Significant fall on land prices in disaster-stricken areas was noted by the Ministry of Land, Infrastructure, Transport and Tourism in the first-ever survey on land prices since the March 11 quake and tsunami.
Commercial and residential land prices in the severely beaten areas of Fukushima Prefecture and other areas in Tohoku region dropped drastically; as well as in Tokyo Bay where concern on liquefaction was prevalent.
While there was already a trend of falling prices in the Fukushima Prefecture even prior to March 11, the catastrophic quake and tsunami which triggered the nuclear crisis speeded up the drop in land prices.
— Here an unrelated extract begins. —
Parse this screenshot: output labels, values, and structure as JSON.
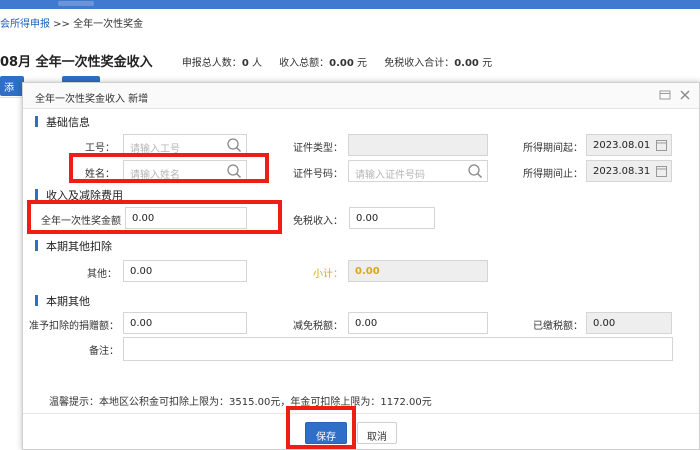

The commercial areas where land prices fell markedly include hot spring districts such as the Bandai-Atami hot spring area which is about 70 kilometers from the crippled Fukushima nuclear power plant and which registered the highest drop in the prefecture of 15% from last year’s figures.
Other than the Fukushima Prefecture, other areas where nuclear plants are located also showed a fall in land prices. There was a drop of 6.7% in residential land prices in the Shizuoka Prefecture city of Omaezaki, where Chubu Electric Power Co.’s Hamaoka Nuclear Power Plant is found. Moreover, the survey done by the ministry in Omaezaki showed that the land price of areas closest to the nuclear plant had dropped by 7.2%.
Masafumi Goto of the All Japan news Real Estate Institute opined that, "The psychological anxiety of being close to a nuclear power plant has affected the sale of land."
Photo by: Alexandre Dulaunoy